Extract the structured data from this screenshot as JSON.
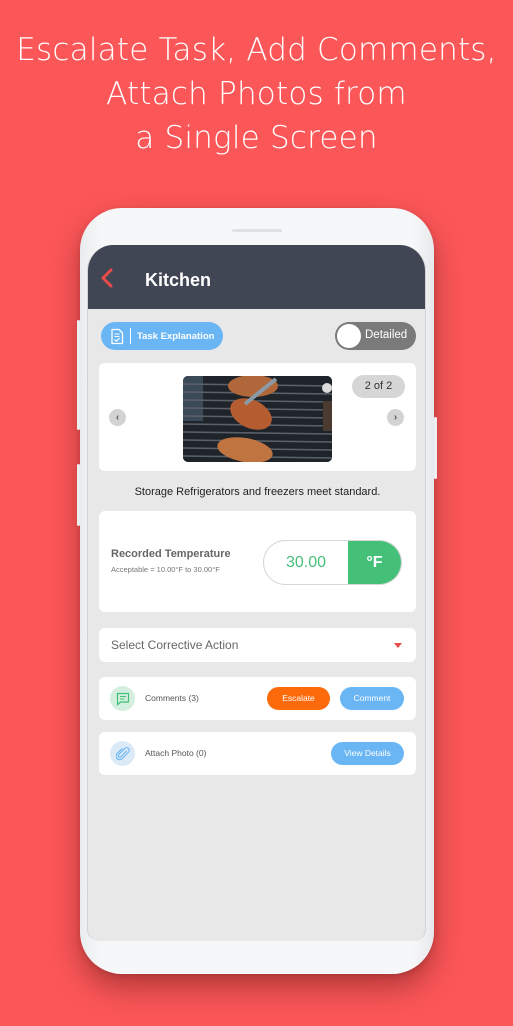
{
  "headline": {
    "line1": "Escalate Task, Add Comments,",
    "line2": "Attach Photos from",
    "line3": "a Single Screen"
  },
  "colors": {
    "background": "#fc5758",
    "appbar": "#414655",
    "accent_blue": "#6ab6f5",
    "accent_green": "#45c079",
    "accent_orange": "#fc6a0c",
    "back_arrow": "#e94a4a"
  },
  "appbar": {
    "back_icon": "chevron-left-icon",
    "title": "Kitchen"
  },
  "toolbar": {
    "task_explanation_label": "Task Explanation",
    "task_explanation_icon": "clipboard-check-icon",
    "detailed_toggle_label": "Detailed",
    "detailed_toggle_on": false
  },
  "carousel": {
    "counter": "2 of 2",
    "prev_icon": "chevron-left-icon",
    "next_icon": "chevron-right-icon",
    "current_index": 2,
    "total": 2
  },
  "task": {
    "description": "Storage Refrigerators and freezers meet standard."
  },
  "temperature": {
    "label": "Recorded Temperature",
    "acceptable": "Acceptable = 10.00°F to 30.00°F",
    "value": "30.00",
    "unit": "°F"
  },
  "corrective_action": {
    "placeholder": "Select Corrective Action",
    "icon": "caret-down-icon"
  },
  "comments": {
    "label": "Comments (3)",
    "icon": "comment-icon",
    "escalate_label": "Escalate",
    "comment_label": "Comment"
  },
  "attach_photo": {
    "label": "Attach Photo (0)",
    "icon": "paperclip-icon",
    "view_details_label": "View Details"
  }
}
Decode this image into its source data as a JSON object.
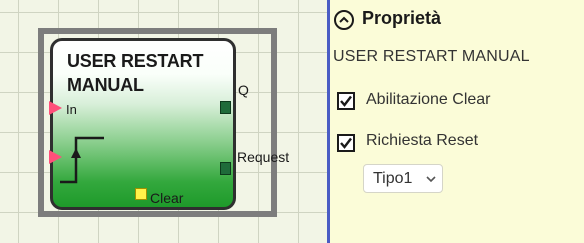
{
  "block": {
    "title": "USER RESTART MANUAL",
    "inputs": {
      "in": "In"
    },
    "outputs": {
      "q": "Q",
      "request": "Request"
    },
    "bottom_pin": "Clear",
    "icon": "rising-edge-icon"
  },
  "properties": {
    "title": "Proprietà",
    "subtitle": "USER RESTART MANUAL",
    "options": [
      {
        "label": "Abilitazione Clear",
        "checked": true
      },
      {
        "label": "Richiesta Reset",
        "checked": true
      }
    ],
    "type_select": {
      "value": "Tipo1",
      "icon": "chevron-down-icon"
    },
    "collapse_icon": "chevron-up-circle-icon"
  },
  "colors": {
    "input_pin": "#ff4f7a",
    "output_pin": "#1f6b3a",
    "clear_pin": "#fff34a",
    "block_gradient_bottom": "#1e9a2a",
    "panel_bg": "#fbfcd8",
    "splitter": "#4a5cc4"
  }
}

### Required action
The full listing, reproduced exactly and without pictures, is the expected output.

### Answer for this exercise
Extract the structured data from this screenshot as JSON.
{
  "headline": {
    "line1": "Escalate Task, Add Comments,",
    "line2": "Attach Photos from",
    "line3": "a Single Screen"
  },
  "colors": {
    "background": "#fc5758",
    "appbar": "#414655",
    "accent_blue": "#6ab6f5",
    "accent_green": "#45c079",
    "accent_orange": "#fc6a0c",
    "back_arrow": "#e94a4a"
  },
  "appbar": {
    "back_icon": "chevron-left-icon",
    "title": "Kitchen"
  },
  "toolbar": {
    "task_explanation_label": "Task Explanation",
    "task_explanation_icon": "clipboard-check-icon",
    "detailed_toggle_label": "Detailed",
    "detailed_toggle_on": false
  },
  "carousel": {
    "counter": "2 of 2",
    "prev_icon": "chevron-left-icon",
    "next_icon": "chevron-right-icon",
    "current_index": 2,
    "total": 2
  },
  "task": {
    "description": "Storage Refrigerators and freezers meet standard."
  },
  "temperature": {
    "label": "Recorded Temperature",
    "acceptable": "Acceptable = 10.00°F to 30.00°F",
    "value": "30.00",
    "unit": "°F"
  },
  "corrective_action": {
    "placeholder": "Select Corrective Action",
    "icon": "caret-down-icon"
  },
  "comments": {
    "label": "Comments (3)",
    "icon": "comment-icon",
    "escalate_label": "Escalate",
    "comment_label": "Comment"
  },
  "attach_photo": {
    "label": "Attach Photo (0)",
    "icon": "paperclip-icon",
    "view_details_label": "View Details"
  }
}
Decode this image into its source data as a JSON object.
{
  "block": {
    "title": "USER RESTART MANUAL",
    "inputs": {
      "in": "In"
    },
    "outputs": {
      "q": "Q",
      "request": "Request"
    },
    "bottom_pin": "Clear",
    "icon": "rising-edge-icon"
  },
  "properties": {
    "title": "Proprietà",
    "subtitle": "USER RESTART MANUAL",
    "options": [
      {
        "label": "Abilitazione Clear",
        "checked": true
      },
      {
        "label": "Richiesta Reset",
        "checked": true
      }
    ],
    "type_select": {
      "value": "Tipo1",
      "icon": "chevron-down-icon"
    },
    "collapse_icon": "chevron-up-circle-icon"
  },
  "colors": {
    "input_pin": "#ff4f7a",
    "output_pin": "#1f6b3a",
    "clear_pin": "#fff34a",
    "block_gradient_bottom": "#1e9a2a",
    "panel_bg": "#fbfcd8",
    "splitter": "#4a5cc4"
  }
}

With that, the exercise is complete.